## What to do
Within the data below, how many lines contain "handle"? Reply with the number only.

## Listed entries

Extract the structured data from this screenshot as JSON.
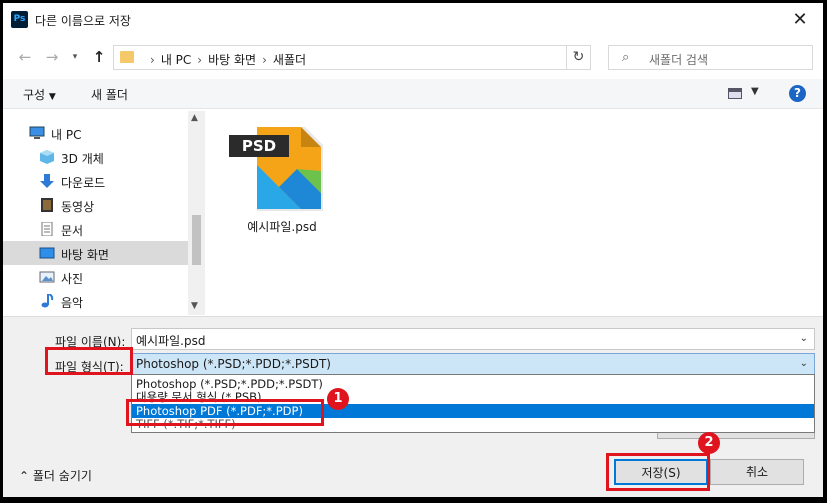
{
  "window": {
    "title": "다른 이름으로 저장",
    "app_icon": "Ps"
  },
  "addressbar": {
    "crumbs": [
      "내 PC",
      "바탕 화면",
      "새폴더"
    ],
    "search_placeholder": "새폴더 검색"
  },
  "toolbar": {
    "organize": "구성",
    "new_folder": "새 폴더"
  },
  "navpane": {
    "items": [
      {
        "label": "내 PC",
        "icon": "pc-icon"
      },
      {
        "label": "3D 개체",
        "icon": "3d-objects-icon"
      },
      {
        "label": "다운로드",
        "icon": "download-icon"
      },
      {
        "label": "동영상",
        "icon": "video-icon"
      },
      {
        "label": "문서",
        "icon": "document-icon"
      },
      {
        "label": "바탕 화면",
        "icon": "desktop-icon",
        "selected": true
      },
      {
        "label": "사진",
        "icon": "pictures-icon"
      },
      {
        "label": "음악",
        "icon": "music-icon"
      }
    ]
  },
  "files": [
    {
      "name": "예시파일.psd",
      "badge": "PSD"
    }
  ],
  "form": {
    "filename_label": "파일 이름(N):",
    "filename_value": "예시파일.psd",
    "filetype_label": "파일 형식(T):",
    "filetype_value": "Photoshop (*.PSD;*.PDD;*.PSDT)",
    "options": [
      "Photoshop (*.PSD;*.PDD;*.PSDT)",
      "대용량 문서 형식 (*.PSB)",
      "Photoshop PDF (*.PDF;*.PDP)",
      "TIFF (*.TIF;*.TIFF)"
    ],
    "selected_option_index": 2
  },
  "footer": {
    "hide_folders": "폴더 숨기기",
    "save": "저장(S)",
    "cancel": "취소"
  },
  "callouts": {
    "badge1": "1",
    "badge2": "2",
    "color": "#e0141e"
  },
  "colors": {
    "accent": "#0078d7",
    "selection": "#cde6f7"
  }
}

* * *

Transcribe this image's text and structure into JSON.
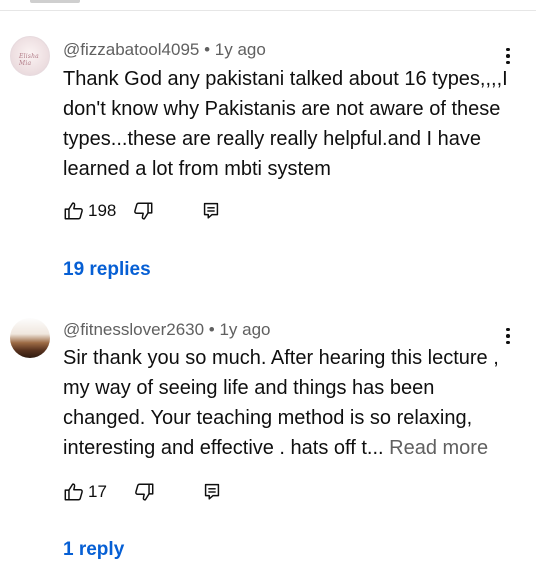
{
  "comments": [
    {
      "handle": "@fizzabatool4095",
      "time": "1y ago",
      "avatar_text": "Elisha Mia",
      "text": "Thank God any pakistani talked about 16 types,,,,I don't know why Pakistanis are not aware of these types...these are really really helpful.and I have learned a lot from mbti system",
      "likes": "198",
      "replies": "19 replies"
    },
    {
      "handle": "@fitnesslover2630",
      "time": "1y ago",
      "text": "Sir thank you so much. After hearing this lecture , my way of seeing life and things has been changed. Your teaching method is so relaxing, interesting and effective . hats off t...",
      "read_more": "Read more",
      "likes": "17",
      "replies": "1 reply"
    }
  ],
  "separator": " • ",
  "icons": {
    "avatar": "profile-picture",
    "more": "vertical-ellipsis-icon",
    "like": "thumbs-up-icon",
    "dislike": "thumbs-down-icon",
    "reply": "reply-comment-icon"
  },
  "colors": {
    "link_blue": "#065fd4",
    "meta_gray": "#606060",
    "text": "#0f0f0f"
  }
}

## Answer to this exercise
2